Records from a data collection
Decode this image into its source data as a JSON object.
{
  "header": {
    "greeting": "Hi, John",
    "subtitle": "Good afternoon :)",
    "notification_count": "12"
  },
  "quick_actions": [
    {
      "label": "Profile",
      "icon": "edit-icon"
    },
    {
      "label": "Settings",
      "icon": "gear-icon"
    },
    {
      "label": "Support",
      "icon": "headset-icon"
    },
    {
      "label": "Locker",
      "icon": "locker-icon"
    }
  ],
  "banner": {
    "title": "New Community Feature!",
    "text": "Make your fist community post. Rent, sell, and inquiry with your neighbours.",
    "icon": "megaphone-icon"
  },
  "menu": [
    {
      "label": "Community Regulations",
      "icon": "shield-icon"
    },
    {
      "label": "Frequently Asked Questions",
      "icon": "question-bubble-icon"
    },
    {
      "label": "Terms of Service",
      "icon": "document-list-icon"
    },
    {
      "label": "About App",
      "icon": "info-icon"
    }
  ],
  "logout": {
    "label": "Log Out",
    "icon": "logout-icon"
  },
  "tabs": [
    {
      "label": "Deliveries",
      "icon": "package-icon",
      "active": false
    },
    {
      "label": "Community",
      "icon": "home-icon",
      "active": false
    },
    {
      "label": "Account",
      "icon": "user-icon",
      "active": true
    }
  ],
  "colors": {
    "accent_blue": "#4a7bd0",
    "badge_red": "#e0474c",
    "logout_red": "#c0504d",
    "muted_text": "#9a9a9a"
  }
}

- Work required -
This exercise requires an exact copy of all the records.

- Answer space -
Decode this image into its source data as a JSON object.
{
  "header": {
    "greeting": "Hi, John",
    "subtitle": "Good afternoon :)",
    "notification_count": "12"
  },
  "quick_actions": [
    {
      "label": "Profile",
      "icon": "edit-icon"
    },
    {
      "label": "Settings",
      "icon": "gear-icon"
    },
    {
      "label": "Support",
      "icon": "headset-icon"
    },
    {
      "label": "Locker",
      "icon": "locker-icon"
    }
  ],
  "banner": {
    "title": "New Community Feature!",
    "text": "Make your fist community post. Rent, sell, and inquiry with your neighbours.",
    "icon": "megaphone-icon"
  },
  "menu": [
    {
      "label": "Community Regulations",
      "icon": "shield-icon"
    },
    {
      "label": "Frequently Asked Questions",
      "icon": "question-bubble-icon"
    },
    {
      "label": "Terms of Service",
      "icon": "document-list-icon"
    },
    {
      "label": "About App",
      "icon": "info-icon"
    }
  ],
  "logout": {
    "label": "Log Out",
    "icon": "logout-icon"
  },
  "tabs": [
    {
      "label": "Deliveries",
      "icon": "package-icon",
      "active": false
    },
    {
      "label": "Community",
      "icon": "home-icon",
      "active": false
    },
    {
      "label": "Account",
      "icon": "user-icon",
      "active": true
    }
  ],
  "colors": {
    "accent_blue": "#4a7bd0",
    "badge_red": "#e0474c",
    "logout_red": "#c0504d",
    "muted_text": "#9a9a9a"
  }
}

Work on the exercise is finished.